The water never reached Kimberly Viator's doorstep because her house sits up on a hill.
But all around her, her Youngsville, Louisiana, neighbors' homes were taking on massive amounts of water.
And all over the state, things are just as bad: Over 40,000 homes are said to have been destroyed or damaged in this year's Louisiana flooding.
"We were so blessed," Kimberly said.
When Kimberly heard of people throwing away their treasured family photos because of water damage, though, she felt her heart break.
Kimberly says a family member was helping out at a neighbor's house, and they started throwing albums and albums of sopping wet photos into the garbage, assuming they were ruined.
"I said, 'No, don't do that, oh my gosh. We can try to salvage them.'"
Kimberly knew she could put her years of photography experience to use. So she posted on her professional Facebook page with a simple message, offering to do anything she could to help save photos for those in need:
Almost immediately, thousands of cries for help filled Kimberly's inbox.
Her first challenge? Carefully thawing and drying a frozen wedding album for a nearby couple.
Freezing photos can help keep the images intact while you move them to a place where they can dry out properly, she says. This first batch dried perfectly with no damage, but Kimberly also fixes smearing, smudging, tears, and other kinds of damage by creating high-resolution scans of the photos, manipulating them in Photoshop, and reprinting them on photo paper.
Then there was a woman whose 10-year-old son had passed away just days before the flooding.
"Anything she had of his was still very fresh and so precious," Kimberly said. "And it was all gone."
Except for a handful of photos.
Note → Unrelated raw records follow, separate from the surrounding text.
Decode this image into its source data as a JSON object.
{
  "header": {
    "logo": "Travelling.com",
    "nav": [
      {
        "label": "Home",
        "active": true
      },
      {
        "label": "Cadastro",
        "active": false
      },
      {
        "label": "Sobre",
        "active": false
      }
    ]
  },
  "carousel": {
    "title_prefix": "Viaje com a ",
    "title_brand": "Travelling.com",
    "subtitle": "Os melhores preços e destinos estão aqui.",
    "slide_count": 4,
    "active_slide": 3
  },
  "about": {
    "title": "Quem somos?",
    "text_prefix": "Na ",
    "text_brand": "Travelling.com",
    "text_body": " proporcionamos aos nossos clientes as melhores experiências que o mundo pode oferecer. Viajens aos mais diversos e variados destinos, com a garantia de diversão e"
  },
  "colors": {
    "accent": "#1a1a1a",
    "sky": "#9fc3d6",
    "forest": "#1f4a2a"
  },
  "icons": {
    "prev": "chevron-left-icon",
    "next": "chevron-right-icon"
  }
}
"It's something that, in the scheme ofthings, seems very meaningless compared to someone losing theirhome. But I've had people tell me, 'My home can be rebuilt, but Ican't have another photo taken with my grandfather who passed away. I can't bring back my child who passed away and this was theirlast picture,'" Kimberly said.
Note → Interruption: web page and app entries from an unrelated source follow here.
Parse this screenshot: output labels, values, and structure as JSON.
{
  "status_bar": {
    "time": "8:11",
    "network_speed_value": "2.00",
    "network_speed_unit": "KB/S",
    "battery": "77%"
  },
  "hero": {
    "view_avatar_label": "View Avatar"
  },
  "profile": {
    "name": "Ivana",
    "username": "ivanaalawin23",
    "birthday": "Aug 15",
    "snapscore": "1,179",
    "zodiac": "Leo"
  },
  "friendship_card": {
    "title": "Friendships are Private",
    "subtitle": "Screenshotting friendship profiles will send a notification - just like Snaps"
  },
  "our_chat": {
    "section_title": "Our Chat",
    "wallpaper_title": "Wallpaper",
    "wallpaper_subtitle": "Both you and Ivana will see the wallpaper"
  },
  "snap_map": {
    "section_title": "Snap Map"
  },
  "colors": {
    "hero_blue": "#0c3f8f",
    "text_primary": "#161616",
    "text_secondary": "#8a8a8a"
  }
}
"It's almostlike it's the last thing they have."
The sheer number of desperate requests has been far too much for Kimberly to handle alone.
So it's a good thing people all over the world have offered to help.
Placing individual photos around her house, drying them, scanning them into the computer, then editing and reprinting them is massively time-consuming.
But her inspiring work has traveled far and wide. And others want to help.
"I've had an astronomical amount of people from as far as Australia offer to do Photoshop work for me. These are legitimate professionals. ... In every state in the U.S. someone has offered to help."
But that's just the digital work. When it comes to collecting and drying the photos, Kimberly is on her own, for now. She says she's running out of space in her house and is hoping to find free access to a warehouse nearby to continue her work.
The houses and automobiles of Louisiana will eventually be repaired or rebuilt.
But memories aren't so easy to replace. Playing on the floor of their parents home as a kid or being a wide-eyed teen pulling off in their first car — that's what Kimberly is fighting to save.
"There's no one else here to help," she said. "It's neighbor helping neighbor."
With neighbors like her working tirelessly to make a difference, it's hard not to feel hopeful that, one day, things will be OK in Louisiana again.